**What you need to do**:
An image-free reproduction of the data below is needed: print it exactly.

**Information**:

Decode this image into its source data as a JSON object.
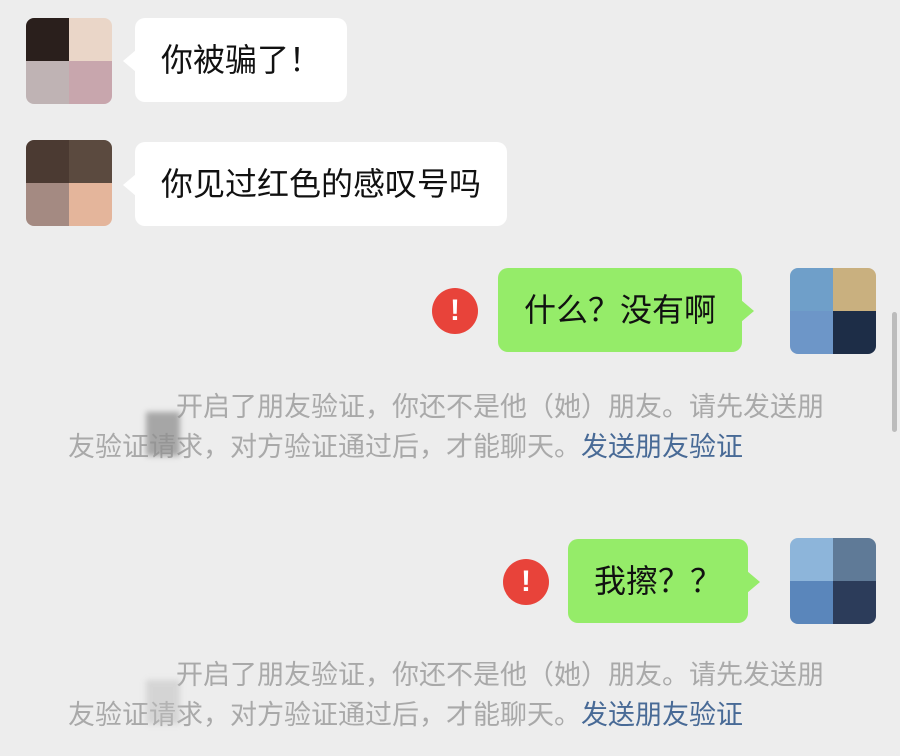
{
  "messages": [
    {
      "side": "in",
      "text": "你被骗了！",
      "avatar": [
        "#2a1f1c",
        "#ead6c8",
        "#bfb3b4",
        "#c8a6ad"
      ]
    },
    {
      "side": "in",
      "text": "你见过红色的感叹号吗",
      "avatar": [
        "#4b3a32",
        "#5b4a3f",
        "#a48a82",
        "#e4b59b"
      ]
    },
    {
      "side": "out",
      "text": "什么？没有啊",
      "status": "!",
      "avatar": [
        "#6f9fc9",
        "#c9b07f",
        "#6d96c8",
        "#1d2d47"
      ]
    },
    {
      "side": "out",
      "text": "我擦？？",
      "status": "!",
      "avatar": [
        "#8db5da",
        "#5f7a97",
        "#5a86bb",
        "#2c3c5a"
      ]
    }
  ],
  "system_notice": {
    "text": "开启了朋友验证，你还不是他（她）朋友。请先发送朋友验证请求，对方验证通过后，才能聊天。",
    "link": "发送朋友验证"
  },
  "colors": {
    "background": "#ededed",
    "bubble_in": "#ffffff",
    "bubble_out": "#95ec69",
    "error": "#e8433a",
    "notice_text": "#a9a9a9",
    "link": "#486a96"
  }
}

**Task result**:
Decode this image into its source data as a JSON object.
{
  "messages": [
    {
      "side": "in",
      "text": "你被骗了！",
      "avatar": [
        "#2a1f1c",
        "#ead6c8",
        "#bfb3b4",
        "#c8a6ad"
      ]
    },
    {
      "side": "in",
      "text": "你见过红色的感叹号吗",
      "avatar": [
        "#4b3a32",
        "#5b4a3f",
        "#a48a82",
        "#e4b59b"
      ]
    },
    {
      "side": "out",
      "text": "什么？没有啊",
      "status": "!",
      "avatar": [
        "#6f9fc9",
        "#c9b07f",
        "#6d96c8",
        "#1d2d47"
      ]
    },
    {
      "side": "out",
      "text": "我擦？？",
      "status": "!",
      "avatar": [
        "#8db5da",
        "#5f7a97",
        "#5a86bb",
        "#2c3c5a"
      ]
    }
  ],
  "system_notice": {
    "text": "开启了朋友验证，你还不是他（她）朋友。请先发送朋友验证请求，对方验证通过后，才能聊天。",
    "link": "发送朋友验证"
  },
  "colors": {
    "background": "#ededed",
    "bubble_in": "#ffffff",
    "bubble_out": "#95ec69",
    "error": "#e8433a",
    "notice_text": "#a9a9a9",
    "link": "#486a96"
  }
}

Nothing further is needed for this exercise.